“So you identify more with Greek Cypriots?” This was the hardest question posed to me once, in an interview, which was part of a series of interviews conducted in Potamia.
Needless to say I was pretty stumped and had to think fast as I was being recorded.
I don’t remember exactly what I said, but it was just the beginning of trying to answer that question for myself time and time again.
Who do I identify with more? A community that I’ve lived with all my life speaking their language, knowing and experiencing their customs or a community, the vast majority of which I’ve never met and whose language I still don’t speak well enough?
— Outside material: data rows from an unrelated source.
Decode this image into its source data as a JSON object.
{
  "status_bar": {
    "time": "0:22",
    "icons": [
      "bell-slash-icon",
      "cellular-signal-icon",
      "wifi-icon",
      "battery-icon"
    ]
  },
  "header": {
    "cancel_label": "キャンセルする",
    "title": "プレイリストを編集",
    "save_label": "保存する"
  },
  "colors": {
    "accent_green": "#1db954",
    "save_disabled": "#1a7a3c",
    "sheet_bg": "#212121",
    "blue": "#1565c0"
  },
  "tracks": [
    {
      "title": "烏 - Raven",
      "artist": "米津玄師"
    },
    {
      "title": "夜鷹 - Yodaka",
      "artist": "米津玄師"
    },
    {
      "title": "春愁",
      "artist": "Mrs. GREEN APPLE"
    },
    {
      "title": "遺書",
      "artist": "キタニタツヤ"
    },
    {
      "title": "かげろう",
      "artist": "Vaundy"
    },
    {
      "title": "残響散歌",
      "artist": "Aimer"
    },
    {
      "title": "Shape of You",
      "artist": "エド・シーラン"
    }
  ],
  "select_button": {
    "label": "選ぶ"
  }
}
Undoubtedly language has to play a huge part in this. Much to my annoyance someone very close to me once asked me ‘How can you be Turkish Cypriot if you don’t speak the language’? I think what he was trying to get at was how can I claim this title/ethnicity if I don’t speak the language. But even before the language became a part of my life again, as it is now, I never stopped being a Turkish Cypriot emotionally. Or at least I never stopped being a Turkish Cypriot of Potamia.
I think maybe in the end it doesn’t come down to who do I identify with more, because in reality a Cypriot is a Cypriot it’s simply a matter of dialect, but who do I feel more comfortable with. To be brutally honest (and I guess this blog is also very much about being truthful to myself and trying to encourage other Cypriots to do the same) it also comes down to who do I feel accepts me more?